#### What you will do
The entries below must be restated word for word.

[Component data from apps and pages]
|---|

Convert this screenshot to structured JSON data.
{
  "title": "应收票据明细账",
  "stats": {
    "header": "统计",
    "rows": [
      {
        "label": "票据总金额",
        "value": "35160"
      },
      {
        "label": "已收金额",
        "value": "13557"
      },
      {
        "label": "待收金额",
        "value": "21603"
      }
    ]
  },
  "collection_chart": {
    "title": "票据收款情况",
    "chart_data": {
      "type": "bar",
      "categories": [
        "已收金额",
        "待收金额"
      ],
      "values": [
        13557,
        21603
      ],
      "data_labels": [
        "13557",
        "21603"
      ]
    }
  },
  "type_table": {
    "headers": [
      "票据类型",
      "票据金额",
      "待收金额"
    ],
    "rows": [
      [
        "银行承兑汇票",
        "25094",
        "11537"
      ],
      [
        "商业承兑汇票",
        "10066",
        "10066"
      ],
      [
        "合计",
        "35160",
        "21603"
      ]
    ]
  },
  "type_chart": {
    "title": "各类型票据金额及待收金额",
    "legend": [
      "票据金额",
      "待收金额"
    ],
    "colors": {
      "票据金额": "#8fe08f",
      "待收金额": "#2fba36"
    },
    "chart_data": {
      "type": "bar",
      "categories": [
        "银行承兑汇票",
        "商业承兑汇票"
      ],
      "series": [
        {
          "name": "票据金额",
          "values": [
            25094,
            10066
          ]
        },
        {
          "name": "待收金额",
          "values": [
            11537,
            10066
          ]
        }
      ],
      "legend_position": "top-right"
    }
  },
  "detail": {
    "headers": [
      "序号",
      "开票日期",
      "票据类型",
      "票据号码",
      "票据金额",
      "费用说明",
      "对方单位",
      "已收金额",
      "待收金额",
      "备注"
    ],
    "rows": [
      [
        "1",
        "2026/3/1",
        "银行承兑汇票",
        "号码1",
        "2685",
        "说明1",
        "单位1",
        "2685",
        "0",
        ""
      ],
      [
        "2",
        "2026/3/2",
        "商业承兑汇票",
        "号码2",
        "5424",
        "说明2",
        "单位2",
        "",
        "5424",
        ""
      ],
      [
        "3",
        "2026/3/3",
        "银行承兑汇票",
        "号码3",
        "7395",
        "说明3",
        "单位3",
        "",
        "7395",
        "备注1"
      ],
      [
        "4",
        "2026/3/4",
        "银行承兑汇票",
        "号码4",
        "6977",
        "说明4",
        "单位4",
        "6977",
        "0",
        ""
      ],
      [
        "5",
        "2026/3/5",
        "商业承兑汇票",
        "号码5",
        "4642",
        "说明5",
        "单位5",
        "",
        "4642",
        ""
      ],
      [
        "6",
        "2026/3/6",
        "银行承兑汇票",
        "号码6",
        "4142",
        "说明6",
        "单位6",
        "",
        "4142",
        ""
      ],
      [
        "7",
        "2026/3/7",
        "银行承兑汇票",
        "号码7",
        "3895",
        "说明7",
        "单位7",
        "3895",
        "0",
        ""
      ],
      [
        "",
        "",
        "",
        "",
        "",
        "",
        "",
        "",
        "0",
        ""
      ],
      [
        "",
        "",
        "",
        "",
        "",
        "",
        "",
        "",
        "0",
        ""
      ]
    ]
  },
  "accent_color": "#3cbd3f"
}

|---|

#### Task response
Convert this screenshot to structured JSON data.
{
  "title": "应收票据明细账",
  "stats": {
    "header": "统计",
    "rows": [
      {
        "label": "票据总金额",
        "value": "35160"
      },
      {
        "label": "已收金额",
        "value": "13557"
      },
      {
        "label": "待收金额",
        "value": "21603"
      }
    ]
  },
  "collection_chart": {
    "title": "票据收款情况",
    "chart_data": {
      "type": "bar",
      "categories": [
        "已收金额",
        "待收金额"
      ],
      "values": [
        13557,
        21603
      ],
      "data_labels": [
        "13557",
        "21603"
      ]
    }
  },
  "type_table": {
    "headers": [
      "票据类型",
      "票据金额",
      "待收金额"
    ],
    "rows": [
      [
        "银行承兑汇票",
        "25094",
        "11537"
      ],
      [
        "商业承兑汇票",
        "10066",
        "10066"
      ],
      [
        "合计",
        "35160",
        "21603"
      ]
    ]
  },
  "type_chart": {
    "title": "各类型票据金额及待收金额",
    "legend": [
      "票据金额",
      "待收金额"
    ],
    "colors": {
      "票据金额": "#8fe08f",
      "待收金额": "#2fba36"
    },
    "chart_data": {
      "type": "bar",
      "categories": [
        "银行承兑汇票",
        "商业承兑汇票"
      ],
      "series": [
        {
          "name": "票据金额",
          "values": [
            25094,
            10066
          ]
        },
        {
          "name": "待收金额",
          "values": [
            11537,
            10066
          ]
        }
      ],
      "legend_position": "top-right"
    }
  },
  "detail": {
    "headers": [
      "序号",
      "开票日期",
      "票据类型",
      "票据号码",
      "票据金额",
      "费用说明",
      "对方单位",
      "已收金额",
      "待收金额",
      "备注"
    ],
    "rows": [
      [
        "1",
        "2026/3/1",
        "银行承兑汇票",
        "号码1",
        "2685",
        "说明1",
        "单位1",
        "2685",
        "0",
        ""
      ],
      [
        "2",
        "2026/3/2",
        "商业承兑汇票",
        "号码2",
        "5424",
        "说明2",
        "单位2",
        "",
        "5424",
        ""
      ],
      [
        "3",
        "2026/3/3",
        "银行承兑汇票",
        "号码3",
        "7395",
        "说明3",
        "单位3",
        "",
        "7395",
        "备注1"
      ],
      [
        "4",
        "2026/3/4",
        "银行承兑汇票",
        "号码4",
        "6977",
        "说明4",
        "单位4",
        "6977",
        "0",
        ""
      ],
      [
        "5",
        "2026/3/5",
        "商业承兑汇票",
        "号码5",
        "4642",
        "说明5",
        "单位5",
        "",
        "4642",
        ""
      ],
      [
        "6",
        "2026/3/6",
        "银行承兑汇票",
        "号码6",
        "4142",
        "说明6",
        "单位6",
        "",
        "4142",
        ""
      ],
      [
        "7",
        "2026/3/7",
        "银行承兑汇票",
        "号码7",
        "3895",
        "说明7",
        "单位7",
        "3895",
        "0",
        ""
      ],
      [
        "",
        "",
        "",
        "",
        "",
        "",
        "",
        "",
        "0",
        ""
      ],
      [
        "",
        "",
        "",
        "",
        "",
        "",
        "",
        "",
        "0",
        ""
      ]
    ]
  },
  "accent_color": "#3cbd3f"
}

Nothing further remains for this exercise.